Today we celebrate Civil Rights Leader Doctor Martin Luther King. I can do no justice to Dr. King’s career with a sentence or two in an intro. Suffice it to say; King played the lead role in the 1950s and 60s helping African-Americans make a giant leap towards equal rights. King’s famous “I have a dream” speech is the stuff of legend. Martin Luther King not only led a movement but changed the course of history for an entire genre of humans.
In honor of Martin Luther King here are seven great films with civil rights as a unifying theme.
Guess Who’s Coming To Dinner • 1967
Legendary actor Sidney Poitier unleashes one of cinema’s best performances in a movie about race relations from a slightly different perspective. Removed is the typical ignorant white people role for an open-minded, older, white couple who preach equality. But when their daughter comes home with a black financé, everyone must deal with the reality of not only equality but coexistence.
Malcolm X • 1992
Directed by Spike Lee, Malcolm X features a dominant performance by Denzel Washington as the civil rights leader. Malcolm X proves to be a complicated figure who rises and falls like any hero. But a hero to some is an enemy to others. Lee’s Malcolm X is loosely based on The Autobiography Of Malcolm X and pulls few punches when it comes to examining the life and times of Malcolm X.
Freedom On My Mind • 1994
A 1994 Oscar-nominated documentary about the “Freedom Summer” in early 60s Mississippi. Freedom On My Mind is a look into the struggles Black voters encountered while trying to gain equal access to the polls. The film is complex and compelling as it details the unique challenges of civil rights in the South.

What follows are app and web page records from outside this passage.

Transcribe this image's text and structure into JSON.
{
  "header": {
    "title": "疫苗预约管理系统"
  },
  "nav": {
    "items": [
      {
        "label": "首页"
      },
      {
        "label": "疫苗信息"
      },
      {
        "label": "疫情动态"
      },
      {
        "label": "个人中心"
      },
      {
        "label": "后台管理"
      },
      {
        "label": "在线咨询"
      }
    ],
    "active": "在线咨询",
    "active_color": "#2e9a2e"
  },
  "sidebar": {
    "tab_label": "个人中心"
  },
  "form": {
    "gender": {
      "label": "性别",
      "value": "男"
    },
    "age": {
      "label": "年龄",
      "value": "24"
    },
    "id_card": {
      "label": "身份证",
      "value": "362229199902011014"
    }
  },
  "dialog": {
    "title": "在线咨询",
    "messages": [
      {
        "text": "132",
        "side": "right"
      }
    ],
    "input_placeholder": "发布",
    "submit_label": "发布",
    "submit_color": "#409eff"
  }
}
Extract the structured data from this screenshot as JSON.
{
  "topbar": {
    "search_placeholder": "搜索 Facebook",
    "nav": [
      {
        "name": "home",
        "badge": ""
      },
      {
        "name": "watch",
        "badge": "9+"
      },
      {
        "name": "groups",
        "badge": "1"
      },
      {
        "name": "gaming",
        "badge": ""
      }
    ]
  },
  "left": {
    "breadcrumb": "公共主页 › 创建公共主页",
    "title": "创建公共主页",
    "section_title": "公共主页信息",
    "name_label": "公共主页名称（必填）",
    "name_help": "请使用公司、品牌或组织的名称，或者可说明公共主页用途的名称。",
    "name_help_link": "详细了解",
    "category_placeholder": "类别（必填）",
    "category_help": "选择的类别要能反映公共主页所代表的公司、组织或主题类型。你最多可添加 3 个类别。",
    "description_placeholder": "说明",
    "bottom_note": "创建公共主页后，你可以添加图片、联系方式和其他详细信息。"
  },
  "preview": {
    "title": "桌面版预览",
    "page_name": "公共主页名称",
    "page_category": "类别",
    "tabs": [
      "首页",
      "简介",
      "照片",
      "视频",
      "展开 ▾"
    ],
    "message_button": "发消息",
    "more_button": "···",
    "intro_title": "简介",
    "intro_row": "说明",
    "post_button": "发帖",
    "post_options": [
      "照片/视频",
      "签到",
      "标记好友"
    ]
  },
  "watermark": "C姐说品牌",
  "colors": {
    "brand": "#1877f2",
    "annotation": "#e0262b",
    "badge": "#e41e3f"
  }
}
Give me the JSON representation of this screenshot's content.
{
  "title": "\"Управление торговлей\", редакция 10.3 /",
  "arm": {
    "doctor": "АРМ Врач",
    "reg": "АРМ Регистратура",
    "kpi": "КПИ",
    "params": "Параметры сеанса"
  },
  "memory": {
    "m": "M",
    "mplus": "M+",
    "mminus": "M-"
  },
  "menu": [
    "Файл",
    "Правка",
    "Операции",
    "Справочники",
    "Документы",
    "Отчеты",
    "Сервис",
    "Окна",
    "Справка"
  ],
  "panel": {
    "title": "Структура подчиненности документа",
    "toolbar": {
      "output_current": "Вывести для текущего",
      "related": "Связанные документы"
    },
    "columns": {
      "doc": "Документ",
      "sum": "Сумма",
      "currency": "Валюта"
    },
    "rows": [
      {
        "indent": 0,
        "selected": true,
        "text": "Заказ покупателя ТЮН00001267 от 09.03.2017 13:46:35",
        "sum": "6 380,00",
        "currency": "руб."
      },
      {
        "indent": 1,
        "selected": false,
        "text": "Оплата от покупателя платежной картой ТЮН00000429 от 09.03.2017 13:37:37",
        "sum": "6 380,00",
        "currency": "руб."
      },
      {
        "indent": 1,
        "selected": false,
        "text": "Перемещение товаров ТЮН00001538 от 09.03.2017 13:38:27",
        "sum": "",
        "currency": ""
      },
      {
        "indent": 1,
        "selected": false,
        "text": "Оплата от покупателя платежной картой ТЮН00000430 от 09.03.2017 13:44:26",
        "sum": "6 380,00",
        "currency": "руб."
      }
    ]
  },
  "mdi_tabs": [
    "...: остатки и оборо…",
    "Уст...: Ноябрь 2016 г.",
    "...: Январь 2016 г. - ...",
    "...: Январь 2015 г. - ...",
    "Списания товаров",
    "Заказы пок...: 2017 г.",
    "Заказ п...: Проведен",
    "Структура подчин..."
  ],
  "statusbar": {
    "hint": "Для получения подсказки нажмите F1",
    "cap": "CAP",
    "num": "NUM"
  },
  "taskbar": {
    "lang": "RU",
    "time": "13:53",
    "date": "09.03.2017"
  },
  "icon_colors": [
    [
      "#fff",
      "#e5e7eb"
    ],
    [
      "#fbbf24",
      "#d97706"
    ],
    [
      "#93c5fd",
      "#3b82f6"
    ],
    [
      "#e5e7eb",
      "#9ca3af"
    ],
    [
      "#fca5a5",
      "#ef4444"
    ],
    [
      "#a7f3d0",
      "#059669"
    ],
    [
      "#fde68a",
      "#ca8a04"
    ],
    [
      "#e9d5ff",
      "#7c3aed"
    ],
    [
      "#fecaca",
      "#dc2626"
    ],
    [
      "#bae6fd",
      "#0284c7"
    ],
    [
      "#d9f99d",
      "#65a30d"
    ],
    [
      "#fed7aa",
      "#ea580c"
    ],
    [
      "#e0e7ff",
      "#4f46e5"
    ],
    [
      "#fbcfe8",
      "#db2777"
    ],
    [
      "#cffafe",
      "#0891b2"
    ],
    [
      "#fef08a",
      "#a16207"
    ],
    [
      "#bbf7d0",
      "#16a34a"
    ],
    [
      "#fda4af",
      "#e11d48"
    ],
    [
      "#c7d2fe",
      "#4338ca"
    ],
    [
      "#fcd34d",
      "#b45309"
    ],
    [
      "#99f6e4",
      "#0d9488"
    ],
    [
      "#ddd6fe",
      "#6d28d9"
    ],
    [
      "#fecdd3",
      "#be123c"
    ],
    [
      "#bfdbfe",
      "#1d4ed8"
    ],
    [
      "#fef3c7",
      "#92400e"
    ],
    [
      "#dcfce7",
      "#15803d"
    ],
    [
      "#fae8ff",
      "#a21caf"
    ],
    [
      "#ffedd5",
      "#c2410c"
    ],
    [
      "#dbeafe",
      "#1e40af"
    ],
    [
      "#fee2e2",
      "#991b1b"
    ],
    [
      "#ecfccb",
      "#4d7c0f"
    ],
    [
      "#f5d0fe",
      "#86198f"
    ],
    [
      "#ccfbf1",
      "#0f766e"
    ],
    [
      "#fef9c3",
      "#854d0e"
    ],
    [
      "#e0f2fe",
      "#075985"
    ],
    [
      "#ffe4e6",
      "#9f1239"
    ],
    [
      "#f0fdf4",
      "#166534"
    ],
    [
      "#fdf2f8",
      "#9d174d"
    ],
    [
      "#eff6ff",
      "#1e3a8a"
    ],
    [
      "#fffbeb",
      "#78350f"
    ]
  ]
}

4 Little Girls • 1997
Spike Lee strikes again, this time with an Oscar-nominated documentary. In 1963, a bomb went off at a Baptist church in Alabama, injuring 22 people and killing four little girls, all under the age of 14. Martin Luther King called it “one of the most vicious and tragic crimes ever perpetrated against humanity.” Lee’s masterful skill at fictional narratives works the same sort of magic on this heartfelt doc.
The Help • 2011
Like Guess Who’s Coming To Dinner, The Help looks at the Civil Rights Era from a unique perspective. A journalist played by Emma Stone begins work on a book about two black maids. What Stone encounters is deep-rooted racism in Jackson, Mississippi. The Help is a rare combination of funny and heartbreaking, but also critical and commercial success.
The Butler • 2013
In Shakespeare, the one who knows most about the King is the Fool, the court jester, the one always an afterthought. In the United States, we don’t have kings, but we have Presidents who have a lot of people buzzing around. We don’t have fools or jesters but janitors, maids, and butlers. Forest Whitaker is the titular butler who serves eight US Presidents throughout his career and sees the horror and beauty of his fellow man.
Selma • 2014
If Rotten Tomato scores mean anything to you, then Selma’s 99% should mean a lot. Director Ava DuVernay crafted an elegant film based on a script by Paul Webb. The inspiration radiated by Martin Luther King enriches this movie. At the same time, the film allows the specter of the truth — how far we’ve got to go — haunt us from reality. Selma won Best Picture at the Oscars and is must-watch for fans of historical dramas.